### Data shown ###

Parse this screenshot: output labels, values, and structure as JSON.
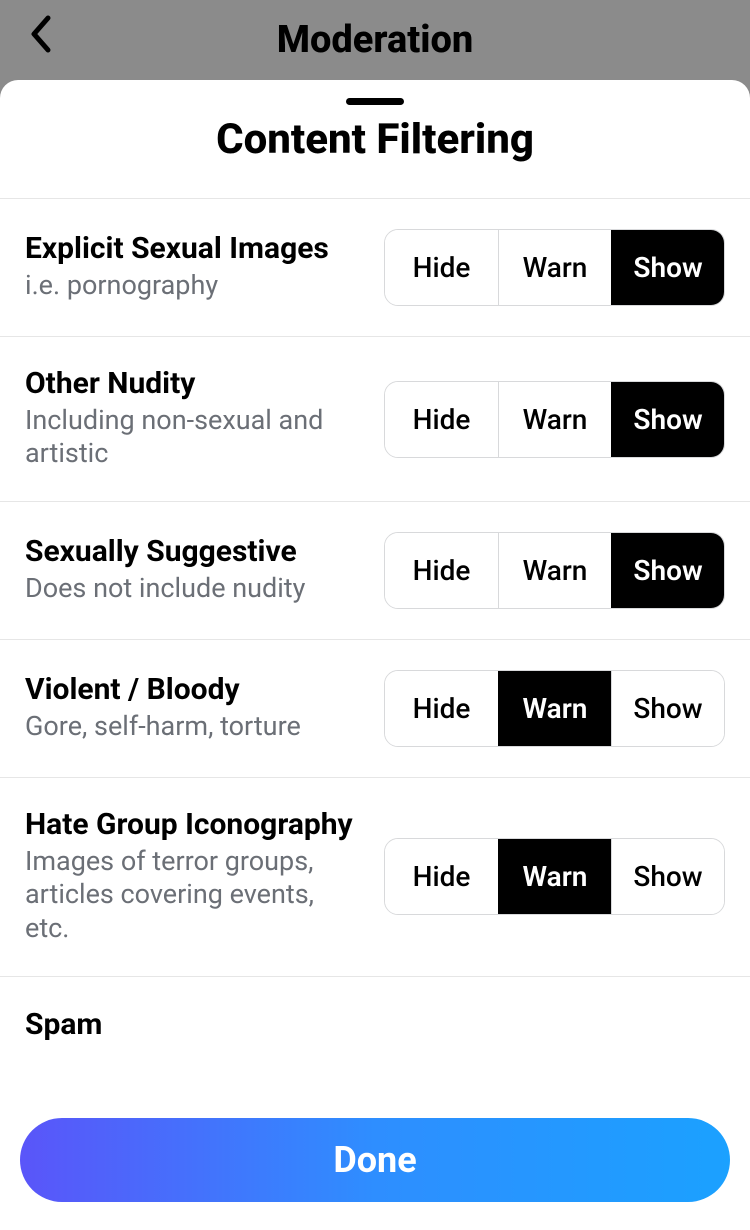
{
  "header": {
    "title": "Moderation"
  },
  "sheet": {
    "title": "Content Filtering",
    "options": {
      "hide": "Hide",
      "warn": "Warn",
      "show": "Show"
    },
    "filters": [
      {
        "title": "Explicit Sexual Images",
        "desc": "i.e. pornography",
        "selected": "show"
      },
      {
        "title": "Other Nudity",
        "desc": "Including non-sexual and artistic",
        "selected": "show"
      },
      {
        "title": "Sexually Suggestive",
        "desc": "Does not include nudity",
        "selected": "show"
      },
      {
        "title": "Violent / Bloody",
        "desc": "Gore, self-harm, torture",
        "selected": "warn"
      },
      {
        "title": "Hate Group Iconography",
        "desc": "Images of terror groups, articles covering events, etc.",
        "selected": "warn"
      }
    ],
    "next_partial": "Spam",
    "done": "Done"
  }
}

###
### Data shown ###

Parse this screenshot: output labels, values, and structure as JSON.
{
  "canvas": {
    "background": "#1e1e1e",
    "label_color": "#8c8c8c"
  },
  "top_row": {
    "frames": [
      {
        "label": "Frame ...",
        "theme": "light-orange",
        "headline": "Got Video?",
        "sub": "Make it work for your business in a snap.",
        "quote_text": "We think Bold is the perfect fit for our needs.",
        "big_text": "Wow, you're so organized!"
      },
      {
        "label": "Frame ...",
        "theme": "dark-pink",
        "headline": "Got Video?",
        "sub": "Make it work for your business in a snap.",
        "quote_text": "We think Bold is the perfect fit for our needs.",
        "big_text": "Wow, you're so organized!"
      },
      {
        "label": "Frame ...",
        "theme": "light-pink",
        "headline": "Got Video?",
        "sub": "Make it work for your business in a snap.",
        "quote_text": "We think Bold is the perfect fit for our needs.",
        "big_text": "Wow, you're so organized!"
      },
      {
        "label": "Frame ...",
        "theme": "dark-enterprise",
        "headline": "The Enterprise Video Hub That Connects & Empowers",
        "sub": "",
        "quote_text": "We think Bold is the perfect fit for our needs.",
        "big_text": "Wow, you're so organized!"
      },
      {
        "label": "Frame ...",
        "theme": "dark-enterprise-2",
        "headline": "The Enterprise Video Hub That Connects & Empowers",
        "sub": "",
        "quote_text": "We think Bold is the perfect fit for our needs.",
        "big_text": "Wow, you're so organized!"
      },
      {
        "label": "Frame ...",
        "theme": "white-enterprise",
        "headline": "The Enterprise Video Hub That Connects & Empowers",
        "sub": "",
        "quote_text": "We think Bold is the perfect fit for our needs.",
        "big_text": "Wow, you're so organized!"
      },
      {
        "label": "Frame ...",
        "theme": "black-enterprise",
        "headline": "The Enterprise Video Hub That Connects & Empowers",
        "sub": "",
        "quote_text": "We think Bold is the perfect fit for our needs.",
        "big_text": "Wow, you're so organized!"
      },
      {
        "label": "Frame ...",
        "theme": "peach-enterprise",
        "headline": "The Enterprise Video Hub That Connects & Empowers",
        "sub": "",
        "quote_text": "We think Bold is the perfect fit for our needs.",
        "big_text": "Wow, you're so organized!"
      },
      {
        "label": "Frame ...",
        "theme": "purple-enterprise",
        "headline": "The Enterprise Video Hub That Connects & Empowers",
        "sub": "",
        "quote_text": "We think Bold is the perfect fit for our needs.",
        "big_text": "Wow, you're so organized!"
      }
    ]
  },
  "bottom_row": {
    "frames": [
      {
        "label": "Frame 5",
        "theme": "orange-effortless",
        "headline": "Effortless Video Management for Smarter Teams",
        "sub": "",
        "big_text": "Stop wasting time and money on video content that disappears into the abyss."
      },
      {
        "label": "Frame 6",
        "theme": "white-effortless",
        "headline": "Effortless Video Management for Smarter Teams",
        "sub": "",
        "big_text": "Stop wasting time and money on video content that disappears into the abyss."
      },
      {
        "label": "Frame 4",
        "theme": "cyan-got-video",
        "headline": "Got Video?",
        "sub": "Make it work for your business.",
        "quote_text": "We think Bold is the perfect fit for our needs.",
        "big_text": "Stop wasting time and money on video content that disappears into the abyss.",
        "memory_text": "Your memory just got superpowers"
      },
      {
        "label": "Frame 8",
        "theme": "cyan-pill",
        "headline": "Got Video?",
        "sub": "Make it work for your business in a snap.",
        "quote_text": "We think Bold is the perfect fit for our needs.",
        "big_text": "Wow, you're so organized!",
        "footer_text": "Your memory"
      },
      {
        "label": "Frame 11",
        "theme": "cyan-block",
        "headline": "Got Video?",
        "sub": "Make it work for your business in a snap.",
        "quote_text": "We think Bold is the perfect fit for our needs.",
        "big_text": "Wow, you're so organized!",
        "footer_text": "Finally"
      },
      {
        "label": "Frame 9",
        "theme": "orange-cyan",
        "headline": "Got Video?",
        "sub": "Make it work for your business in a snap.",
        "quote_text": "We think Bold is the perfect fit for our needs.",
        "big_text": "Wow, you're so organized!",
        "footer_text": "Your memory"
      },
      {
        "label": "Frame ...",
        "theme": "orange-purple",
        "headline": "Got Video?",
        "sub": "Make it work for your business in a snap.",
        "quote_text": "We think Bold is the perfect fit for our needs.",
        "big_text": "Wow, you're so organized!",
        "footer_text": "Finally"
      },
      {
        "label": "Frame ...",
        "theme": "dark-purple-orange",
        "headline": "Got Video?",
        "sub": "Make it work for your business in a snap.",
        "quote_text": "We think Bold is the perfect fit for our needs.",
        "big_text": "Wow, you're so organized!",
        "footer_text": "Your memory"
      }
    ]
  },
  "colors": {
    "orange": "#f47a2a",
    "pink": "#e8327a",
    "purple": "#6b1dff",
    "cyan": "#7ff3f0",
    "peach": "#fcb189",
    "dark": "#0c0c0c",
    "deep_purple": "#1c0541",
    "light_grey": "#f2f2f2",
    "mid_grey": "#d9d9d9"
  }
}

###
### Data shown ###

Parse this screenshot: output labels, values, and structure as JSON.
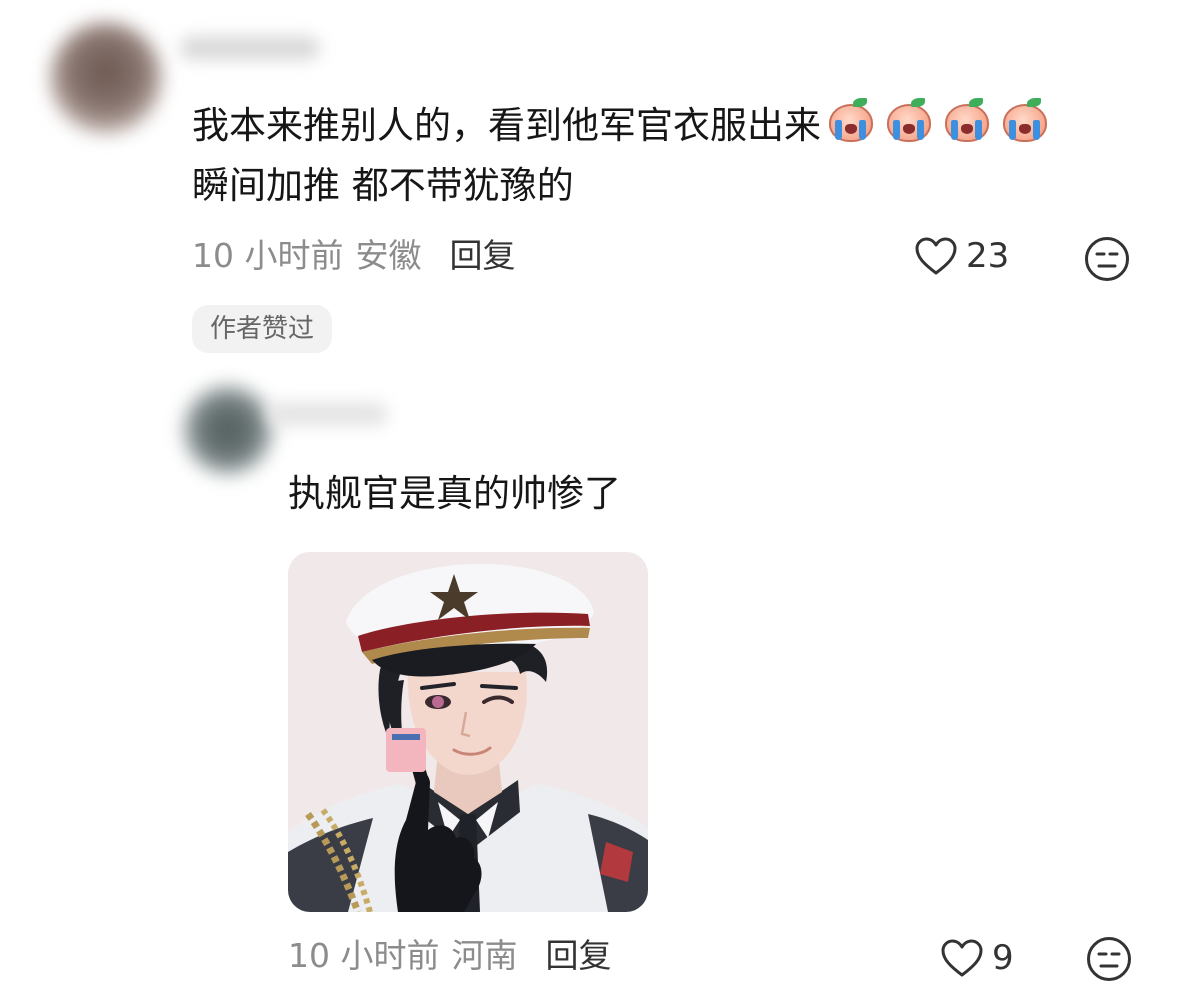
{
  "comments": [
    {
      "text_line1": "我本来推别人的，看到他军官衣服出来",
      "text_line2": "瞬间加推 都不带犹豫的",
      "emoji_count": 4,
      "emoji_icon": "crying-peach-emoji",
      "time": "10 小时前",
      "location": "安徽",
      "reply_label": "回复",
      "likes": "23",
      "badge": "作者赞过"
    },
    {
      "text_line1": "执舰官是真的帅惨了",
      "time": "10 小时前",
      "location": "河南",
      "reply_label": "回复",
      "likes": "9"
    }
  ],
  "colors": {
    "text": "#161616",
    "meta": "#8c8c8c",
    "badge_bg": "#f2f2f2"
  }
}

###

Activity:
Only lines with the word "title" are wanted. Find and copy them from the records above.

Task response:
    "title": "Moderation"
    "title": "Content Filtering",
        "title": "Explicit Sexual Images",
        "title": "Other Nudity",
        "title": "Sexually Suggestive",
        "title": "Violent / Bloody",
        "title": "Hate Group Iconography",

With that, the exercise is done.